During manufacture, there is overwhelming evidence to show that, today, building an EV generates more CO2 and other greenhouse gases than the equivalent ICE vehicle. Battery production, currently heavily centred on China and other Asian countries, is the major, fossil fuel-intensive processes that tips the balance against the EV. With newer, renewable energy-powered ‘giga factories’, producing batteries in the same region of the world as the car assembly plant, the balance will swing towards the EV within the next few years.

Once the electric car reaches its destination, the battery needs to be recharged. Unless recharged from a wholly renewable source of electricity, this is also not a CO2-free process. In practice it will depend upon the energy mix of the grid at the time of re-charging. In those regions of the globe with a heavy dependence on coal-fired power generation, there is an argument that the electric car simply shifts the point of greenhouse gas emission from the urban high street to the point of generation.

With a decreasing UK dependence on coal in the generation of electricity, driving and recharging a small hatchback with a 30-45kWh battery, results in emissions of CO2 equivalent to around 35grammes per driven kilometre (g/km). A luxury EV with a battery capacity of 90kWh, would result in around 50g/km when in use. Both emission figures are well below those of even the smallest, most efficient ICE car: for example, the 2020 Mk8 VW Golf with a petrol engine produces 122g/km and few ‘City cars’ achieve much below 95g/km. So, the key question is: how long before the lower emissions of the EV, when on the road, offset the higher emissions during production?

As with the ‘Retain or Replace’ discussion for an ICE car in Part 1 of this post, there is no single answer to the question. It will depend greatly on where the vehicle (and particularly the battery) was produced, the size of the vehicle and how the EV is used (eg a life of urban commuting or long-haul motorway journeys).

A recent statement from Volkswagen, who have a vested interest in both EVs and ICE models, claimed that, on average, a new battery electric vehicle would need to travel 77,000 miles before it would have ‘saved’ the CO2 associated with its production. Imperial College, London, state that the luxury EV with its 90kWh battery is responsible for more CO2 emissions during production than over a 15-year lifetime. Both statements seem reasonable when looking at the chart below. This shows the EV lifetime CO2 emissions superimposed, in red, on the same chart as the ICE ‘Retain or Replace’.Lifetime CO2 plot inc EVs

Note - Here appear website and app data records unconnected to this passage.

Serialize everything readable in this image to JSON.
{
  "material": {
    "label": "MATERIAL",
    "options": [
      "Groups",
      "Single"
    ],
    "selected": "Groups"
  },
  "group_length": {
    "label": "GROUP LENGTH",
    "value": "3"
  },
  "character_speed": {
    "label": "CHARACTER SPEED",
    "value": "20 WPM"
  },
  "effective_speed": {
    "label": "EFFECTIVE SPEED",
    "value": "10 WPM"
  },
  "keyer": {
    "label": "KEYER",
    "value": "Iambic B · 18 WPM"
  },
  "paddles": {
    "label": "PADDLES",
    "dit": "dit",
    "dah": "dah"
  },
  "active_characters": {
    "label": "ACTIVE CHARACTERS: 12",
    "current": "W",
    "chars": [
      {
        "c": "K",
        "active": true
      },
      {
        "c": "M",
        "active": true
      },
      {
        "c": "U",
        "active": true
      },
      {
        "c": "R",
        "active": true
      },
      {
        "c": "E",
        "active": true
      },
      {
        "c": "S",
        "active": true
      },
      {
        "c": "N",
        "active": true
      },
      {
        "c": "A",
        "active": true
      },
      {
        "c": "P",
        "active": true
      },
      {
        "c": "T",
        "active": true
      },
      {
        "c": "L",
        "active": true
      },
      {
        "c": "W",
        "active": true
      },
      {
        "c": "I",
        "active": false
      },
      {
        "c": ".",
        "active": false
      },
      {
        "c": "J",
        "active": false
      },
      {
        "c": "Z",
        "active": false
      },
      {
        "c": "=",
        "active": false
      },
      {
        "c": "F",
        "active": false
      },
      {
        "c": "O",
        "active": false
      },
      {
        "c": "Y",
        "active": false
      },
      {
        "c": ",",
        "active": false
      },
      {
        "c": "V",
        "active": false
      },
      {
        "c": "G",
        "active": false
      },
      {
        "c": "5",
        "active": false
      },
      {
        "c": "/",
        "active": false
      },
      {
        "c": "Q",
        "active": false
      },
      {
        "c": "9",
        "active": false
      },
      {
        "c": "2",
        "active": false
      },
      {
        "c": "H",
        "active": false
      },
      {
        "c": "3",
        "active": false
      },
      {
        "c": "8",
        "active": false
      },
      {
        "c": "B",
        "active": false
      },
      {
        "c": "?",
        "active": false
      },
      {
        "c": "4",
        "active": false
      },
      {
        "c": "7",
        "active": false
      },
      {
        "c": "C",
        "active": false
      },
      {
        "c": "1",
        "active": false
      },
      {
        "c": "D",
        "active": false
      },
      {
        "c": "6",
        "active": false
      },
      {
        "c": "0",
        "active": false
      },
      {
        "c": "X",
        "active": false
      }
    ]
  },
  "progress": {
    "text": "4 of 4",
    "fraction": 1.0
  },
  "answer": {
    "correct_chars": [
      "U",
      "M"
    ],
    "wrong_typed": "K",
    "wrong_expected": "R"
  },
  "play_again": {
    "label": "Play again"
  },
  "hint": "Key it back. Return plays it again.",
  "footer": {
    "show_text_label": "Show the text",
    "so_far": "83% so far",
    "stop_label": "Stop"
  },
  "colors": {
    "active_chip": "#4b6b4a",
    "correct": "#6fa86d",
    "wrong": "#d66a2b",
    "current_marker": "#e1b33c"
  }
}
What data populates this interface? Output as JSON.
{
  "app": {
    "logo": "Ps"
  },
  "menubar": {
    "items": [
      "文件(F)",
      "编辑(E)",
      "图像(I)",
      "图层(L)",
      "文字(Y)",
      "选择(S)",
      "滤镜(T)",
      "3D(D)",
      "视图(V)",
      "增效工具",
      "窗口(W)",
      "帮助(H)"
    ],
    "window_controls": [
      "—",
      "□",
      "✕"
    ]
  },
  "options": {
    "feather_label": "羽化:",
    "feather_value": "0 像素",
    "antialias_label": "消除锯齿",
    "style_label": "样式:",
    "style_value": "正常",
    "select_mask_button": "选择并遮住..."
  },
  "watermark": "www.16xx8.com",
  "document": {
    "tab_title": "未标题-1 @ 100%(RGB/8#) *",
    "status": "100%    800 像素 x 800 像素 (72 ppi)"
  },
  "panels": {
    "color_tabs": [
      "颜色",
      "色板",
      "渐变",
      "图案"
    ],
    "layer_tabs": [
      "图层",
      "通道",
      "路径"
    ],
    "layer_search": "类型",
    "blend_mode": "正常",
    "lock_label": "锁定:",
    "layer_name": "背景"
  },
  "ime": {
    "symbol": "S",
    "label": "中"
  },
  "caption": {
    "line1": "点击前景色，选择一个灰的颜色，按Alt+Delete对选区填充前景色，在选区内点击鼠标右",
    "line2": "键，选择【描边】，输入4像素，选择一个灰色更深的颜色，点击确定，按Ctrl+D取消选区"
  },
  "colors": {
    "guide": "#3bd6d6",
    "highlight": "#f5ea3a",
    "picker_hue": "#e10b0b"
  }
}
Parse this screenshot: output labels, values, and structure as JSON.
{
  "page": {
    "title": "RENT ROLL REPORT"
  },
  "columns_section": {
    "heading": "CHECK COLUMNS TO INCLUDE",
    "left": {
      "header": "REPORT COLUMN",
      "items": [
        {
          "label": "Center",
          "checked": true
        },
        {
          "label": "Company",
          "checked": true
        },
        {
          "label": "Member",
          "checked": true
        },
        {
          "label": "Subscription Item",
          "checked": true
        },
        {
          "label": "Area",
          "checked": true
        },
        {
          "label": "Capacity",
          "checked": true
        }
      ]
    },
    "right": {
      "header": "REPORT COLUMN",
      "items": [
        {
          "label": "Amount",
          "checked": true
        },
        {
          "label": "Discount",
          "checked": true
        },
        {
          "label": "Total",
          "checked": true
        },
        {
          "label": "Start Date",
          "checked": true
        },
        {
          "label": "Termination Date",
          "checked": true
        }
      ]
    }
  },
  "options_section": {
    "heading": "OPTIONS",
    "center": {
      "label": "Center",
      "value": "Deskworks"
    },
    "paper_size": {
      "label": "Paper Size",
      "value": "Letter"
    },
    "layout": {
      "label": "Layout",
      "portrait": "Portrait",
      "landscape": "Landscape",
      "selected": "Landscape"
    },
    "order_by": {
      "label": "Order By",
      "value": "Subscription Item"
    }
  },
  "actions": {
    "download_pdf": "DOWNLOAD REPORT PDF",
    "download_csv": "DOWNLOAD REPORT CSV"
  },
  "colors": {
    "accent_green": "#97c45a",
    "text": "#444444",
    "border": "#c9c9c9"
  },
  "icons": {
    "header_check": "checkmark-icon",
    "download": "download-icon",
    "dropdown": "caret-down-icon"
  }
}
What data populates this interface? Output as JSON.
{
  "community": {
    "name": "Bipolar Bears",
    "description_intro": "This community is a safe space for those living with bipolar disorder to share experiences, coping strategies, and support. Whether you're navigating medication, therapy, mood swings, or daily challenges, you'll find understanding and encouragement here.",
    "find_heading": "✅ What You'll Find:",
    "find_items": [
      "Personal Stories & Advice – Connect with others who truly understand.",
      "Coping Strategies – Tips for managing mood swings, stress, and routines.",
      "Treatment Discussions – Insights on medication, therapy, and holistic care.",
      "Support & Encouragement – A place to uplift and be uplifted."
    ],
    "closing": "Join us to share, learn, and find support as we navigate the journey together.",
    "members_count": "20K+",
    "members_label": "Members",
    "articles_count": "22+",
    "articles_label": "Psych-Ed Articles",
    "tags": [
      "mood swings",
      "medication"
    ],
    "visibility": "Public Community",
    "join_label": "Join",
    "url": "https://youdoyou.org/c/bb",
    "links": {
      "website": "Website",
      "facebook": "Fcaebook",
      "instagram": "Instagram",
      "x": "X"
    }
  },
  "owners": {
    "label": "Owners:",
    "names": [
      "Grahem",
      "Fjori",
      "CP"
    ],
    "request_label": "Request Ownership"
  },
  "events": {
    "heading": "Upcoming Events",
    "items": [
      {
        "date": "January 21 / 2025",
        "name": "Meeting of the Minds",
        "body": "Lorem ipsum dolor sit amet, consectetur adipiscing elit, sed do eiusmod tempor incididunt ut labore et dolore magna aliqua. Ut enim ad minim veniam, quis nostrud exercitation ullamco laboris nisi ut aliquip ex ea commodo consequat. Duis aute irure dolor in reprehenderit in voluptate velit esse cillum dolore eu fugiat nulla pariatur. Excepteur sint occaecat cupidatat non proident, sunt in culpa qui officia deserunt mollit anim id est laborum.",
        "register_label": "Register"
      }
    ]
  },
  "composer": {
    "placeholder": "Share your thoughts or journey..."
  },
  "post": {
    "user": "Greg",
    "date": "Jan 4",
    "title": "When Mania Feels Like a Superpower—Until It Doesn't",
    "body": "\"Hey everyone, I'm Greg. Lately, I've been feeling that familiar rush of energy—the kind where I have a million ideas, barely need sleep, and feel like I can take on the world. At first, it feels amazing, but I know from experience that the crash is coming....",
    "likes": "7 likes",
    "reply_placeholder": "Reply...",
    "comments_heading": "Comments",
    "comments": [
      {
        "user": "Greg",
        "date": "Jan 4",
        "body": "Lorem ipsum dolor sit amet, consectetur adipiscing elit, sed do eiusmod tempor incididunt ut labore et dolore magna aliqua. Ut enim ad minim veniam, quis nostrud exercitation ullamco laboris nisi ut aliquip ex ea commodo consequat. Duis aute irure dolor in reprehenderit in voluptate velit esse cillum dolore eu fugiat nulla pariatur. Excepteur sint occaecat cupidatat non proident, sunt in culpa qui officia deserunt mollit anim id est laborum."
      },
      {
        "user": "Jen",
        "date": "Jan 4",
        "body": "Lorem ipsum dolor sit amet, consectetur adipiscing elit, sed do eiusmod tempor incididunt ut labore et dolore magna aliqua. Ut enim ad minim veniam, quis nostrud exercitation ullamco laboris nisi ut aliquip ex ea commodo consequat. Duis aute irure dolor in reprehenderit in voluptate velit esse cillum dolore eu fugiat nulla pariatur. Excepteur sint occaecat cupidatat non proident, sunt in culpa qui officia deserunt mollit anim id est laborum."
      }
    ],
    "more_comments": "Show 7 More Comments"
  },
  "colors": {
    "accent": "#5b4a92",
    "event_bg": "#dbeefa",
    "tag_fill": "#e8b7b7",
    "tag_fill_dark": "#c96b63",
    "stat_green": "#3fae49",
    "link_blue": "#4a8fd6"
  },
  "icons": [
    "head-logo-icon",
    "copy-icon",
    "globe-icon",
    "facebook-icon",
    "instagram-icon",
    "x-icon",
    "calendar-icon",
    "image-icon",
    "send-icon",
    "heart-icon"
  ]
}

What is clear is that even with the higher emissions associated with its production, within less than 2½ years the medium sized EV (eg VW ID3) will have generated less CO2 than the modern, fuel efficient ICE car (eg Citroen C1). The luxury EV (eg Jaguar I-PACE) will take just over 7 years to achieve the same result when compared with the medium sized 2019 ICE car (eg Ford Mondeo).

So, your EV may not be a zero-emission mode of transport but, over a lifetime of use, it should be greener than most ICE cars and, as our global power generation becomes cleaner, that margin will increase.

Factors such as the deployment of a charging infrastructure, which carries an associated CO2 ‘footprint’, the availability of scarce elements required in lithium battery production and in the components of efficient electric motors, carry their own implications for the future of EVs. Recycling these scarce materials is also not trivial nor energy-free.

Finally, as noted in the post on this blog in December 2014, hydrogen fuel cell EVs are becoming increasingly available (albeit with their own fuelling infrastructure requirements). Crystal ball-gazing by those who try to predict the future of personal transport, is an interesting pastime.